- In a large bowl, using an electric hand mixer, whip together the browned butter, the granulated sugar, and the brown sugar until it's well mixed.
- Add the egg and the vanilla, and mix well until the mixture is light and fluffy. Make sure to clean down the sides of the bowl as needed with a big spatula.
- Dump in the whisked dry ingredients, and incorporate them either with the hand mixer on low, or by hand with a big wooden spoon.
- Mix in the chocolate. The dough should be quite thick.
- Transfer the dough to the prepared pan and pat it out from edge-to-edge so that it fills the pan completely.
- Scatter the raspberries over the dough.
- Bake the blondies for 30 to 40 minutes. Less for a more gooey blondie, longer for a chewy blondie. I like to bake blondies until the edges are nicely browned.
- Let the blondies cool completely before cutting into squares (9 large squares or 16 smaller squares).
- Store in an airtight container.
Flour substitutions to consider:
I understand that you might want to bake these blondies with whatever flour you have on hand.
- If you want to replace the all-purpose flour with an alternative flour, consider the following substitutions:
- whole wheat flour: 190 grams (1.5 cups) whole wheat flour to make whole wheat blondies
- rye flour: 190 grams (1.5 cups) rye flour to make rye chocolate chip cookies (basically replace with the same amount)—any more rye flour makes the blondies way too chewy and don't forget rye has a very pronounced flavour, so rye blondies will taste very different and you might want to experiment with a combination of flours.

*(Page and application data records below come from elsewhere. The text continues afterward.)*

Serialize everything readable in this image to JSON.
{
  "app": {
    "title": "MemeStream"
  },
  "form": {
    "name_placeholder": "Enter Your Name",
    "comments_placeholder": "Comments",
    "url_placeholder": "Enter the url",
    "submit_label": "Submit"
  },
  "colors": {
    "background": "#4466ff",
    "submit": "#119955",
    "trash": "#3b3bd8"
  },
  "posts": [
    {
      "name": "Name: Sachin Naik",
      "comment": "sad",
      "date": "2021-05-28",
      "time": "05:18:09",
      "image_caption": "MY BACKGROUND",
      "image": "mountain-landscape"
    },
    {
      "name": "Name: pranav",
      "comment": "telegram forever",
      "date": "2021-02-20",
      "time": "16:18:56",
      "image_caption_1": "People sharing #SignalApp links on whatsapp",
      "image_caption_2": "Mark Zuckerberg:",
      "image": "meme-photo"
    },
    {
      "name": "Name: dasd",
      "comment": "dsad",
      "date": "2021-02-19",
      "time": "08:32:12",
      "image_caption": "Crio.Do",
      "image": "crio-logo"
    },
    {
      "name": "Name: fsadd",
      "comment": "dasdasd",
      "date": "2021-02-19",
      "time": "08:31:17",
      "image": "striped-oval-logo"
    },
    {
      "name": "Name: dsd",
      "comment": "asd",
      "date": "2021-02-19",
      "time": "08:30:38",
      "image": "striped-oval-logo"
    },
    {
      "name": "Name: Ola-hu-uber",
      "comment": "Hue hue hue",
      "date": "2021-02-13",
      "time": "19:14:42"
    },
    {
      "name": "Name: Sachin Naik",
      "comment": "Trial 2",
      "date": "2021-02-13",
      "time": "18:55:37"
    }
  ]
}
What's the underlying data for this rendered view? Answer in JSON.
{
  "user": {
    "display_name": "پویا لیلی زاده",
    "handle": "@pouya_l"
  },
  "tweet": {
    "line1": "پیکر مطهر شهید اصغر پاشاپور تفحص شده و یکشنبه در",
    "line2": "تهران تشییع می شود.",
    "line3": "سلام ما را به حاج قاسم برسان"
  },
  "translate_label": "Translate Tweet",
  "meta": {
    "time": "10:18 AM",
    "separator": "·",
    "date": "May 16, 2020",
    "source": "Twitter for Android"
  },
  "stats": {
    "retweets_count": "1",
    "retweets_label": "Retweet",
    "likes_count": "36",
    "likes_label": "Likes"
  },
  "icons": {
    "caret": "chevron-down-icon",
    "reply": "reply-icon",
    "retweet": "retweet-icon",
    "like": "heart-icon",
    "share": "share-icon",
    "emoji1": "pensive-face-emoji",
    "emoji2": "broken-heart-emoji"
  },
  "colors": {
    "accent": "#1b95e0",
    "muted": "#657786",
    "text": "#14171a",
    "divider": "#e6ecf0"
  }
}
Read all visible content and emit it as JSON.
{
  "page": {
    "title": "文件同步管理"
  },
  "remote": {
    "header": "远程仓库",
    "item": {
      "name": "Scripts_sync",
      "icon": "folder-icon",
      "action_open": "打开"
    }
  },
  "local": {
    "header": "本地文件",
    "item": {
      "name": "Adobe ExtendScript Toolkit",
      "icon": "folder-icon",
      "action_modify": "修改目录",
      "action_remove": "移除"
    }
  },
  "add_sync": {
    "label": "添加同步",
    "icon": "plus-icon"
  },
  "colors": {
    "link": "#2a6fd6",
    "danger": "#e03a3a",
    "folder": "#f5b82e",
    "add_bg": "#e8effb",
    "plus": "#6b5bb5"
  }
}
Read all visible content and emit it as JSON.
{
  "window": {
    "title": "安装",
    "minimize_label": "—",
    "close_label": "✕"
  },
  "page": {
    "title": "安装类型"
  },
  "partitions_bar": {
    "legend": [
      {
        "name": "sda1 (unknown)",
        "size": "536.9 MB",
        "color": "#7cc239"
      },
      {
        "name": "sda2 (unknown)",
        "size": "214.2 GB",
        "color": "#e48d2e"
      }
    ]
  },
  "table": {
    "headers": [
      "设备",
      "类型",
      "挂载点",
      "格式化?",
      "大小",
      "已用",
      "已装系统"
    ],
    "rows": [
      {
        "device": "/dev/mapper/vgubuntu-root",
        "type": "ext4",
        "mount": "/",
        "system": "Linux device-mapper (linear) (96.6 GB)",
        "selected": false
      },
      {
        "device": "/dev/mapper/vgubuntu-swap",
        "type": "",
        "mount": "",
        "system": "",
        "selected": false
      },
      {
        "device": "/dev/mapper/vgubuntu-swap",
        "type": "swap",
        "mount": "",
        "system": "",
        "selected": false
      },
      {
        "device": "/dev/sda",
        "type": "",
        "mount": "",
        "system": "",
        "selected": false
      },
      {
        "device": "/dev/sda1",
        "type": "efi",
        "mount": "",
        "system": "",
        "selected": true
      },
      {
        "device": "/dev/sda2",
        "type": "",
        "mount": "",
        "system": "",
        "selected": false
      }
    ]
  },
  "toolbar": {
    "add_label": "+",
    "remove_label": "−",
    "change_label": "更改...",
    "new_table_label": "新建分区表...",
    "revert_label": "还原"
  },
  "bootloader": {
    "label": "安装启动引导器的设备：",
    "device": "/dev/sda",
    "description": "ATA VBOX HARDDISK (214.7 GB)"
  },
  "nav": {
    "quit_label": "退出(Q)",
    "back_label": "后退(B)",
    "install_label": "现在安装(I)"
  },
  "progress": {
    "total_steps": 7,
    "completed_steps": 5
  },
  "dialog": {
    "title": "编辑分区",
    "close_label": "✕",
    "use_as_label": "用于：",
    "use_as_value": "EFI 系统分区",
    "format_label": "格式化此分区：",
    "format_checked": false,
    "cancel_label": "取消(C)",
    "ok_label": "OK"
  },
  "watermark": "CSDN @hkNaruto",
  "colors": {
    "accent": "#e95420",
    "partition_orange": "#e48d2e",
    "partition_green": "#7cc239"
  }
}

- spelt flour: 220 grams–250 grams (1.75 cups to 2 cups) spelt flour to make spelt blondies— at 250 grams of spelt flour. Use just slightly less if you prefer your blondies less chewy.
- oat flour: 220 grams–250 grams (1.75 cups to 2 cups) oat flour depending on how chewy a blondie you want (note you can also replace the chopped chocolate with raisins to make them gluten-free oat flour raisin blondies )
- buckwheat flour: 310 grams (2.5 cups) buckwheat flour to make gluten-free buckwheat chocolate chip blondies—less works, but it all depends on if you want chewy blondies (more flour) or less chewy blondies (less flour)! Note that buckwheat flour imparts quite a grassy flavour, so you might want to experiment with a combination of flours.
- If you want to add nuts:
- when you add in the chocolate, also mix in 110 grams (1 cup) chopped nuts like pecans, walnuts, or even peanuts or pistachios.
- If you want to add seeds: when you add in the chocolate, also mix in 110 grams (1 cup) sunflower seeds or pumpkin seeds.
- If you want to add sprinkles: if you want a funfetti blondie or a "birthday cake" style blondie, mix sprinkles in with the dough. I like adding rainbow jimmies to dough.
- If you want to add peanut butter: when you cream the butter with the sugars, you can add 125 grams (½ cup) of all-natural peanut butter because the recipe below is VERY similar to this recipe for classic peanut butter cookies.
- If you want to change the chocolate: I love to make blondies with chopped dark chocolate that is preferably 70 % cocoa and not too sweet, but you can also use milk chocolate, white chocolate, or a combination of the three. Make sure you stick to the same total quantity of chocolate though. Try adding toffee bits, butterscotch chips, or even peanut butter chips for a completely different flavour.
- If you want to replace the chocolate with chopped dried fruit: you can replace the chocolate with raisins, dried cranberries, dried blueberries, dried sour cherries, chopped crystallized ginger, chopped dates, etc. Substitute cup-for-cup, or do a mixture of chocolate and dried fruit. Up to you!
- If you want to add in something crazy: take inspiration from Christina Tosi's Milk Bar compost cookie recipe and her compost pound cake and throw in some salty potato chips, chopped pretzels, coffee grinds!
- If you want to garnish: you can't go wrong with a sprinkle of flaky sea salt which will help balance out the sweetness of the dough—check out these toffee blondies that are finished with flaky sea salt.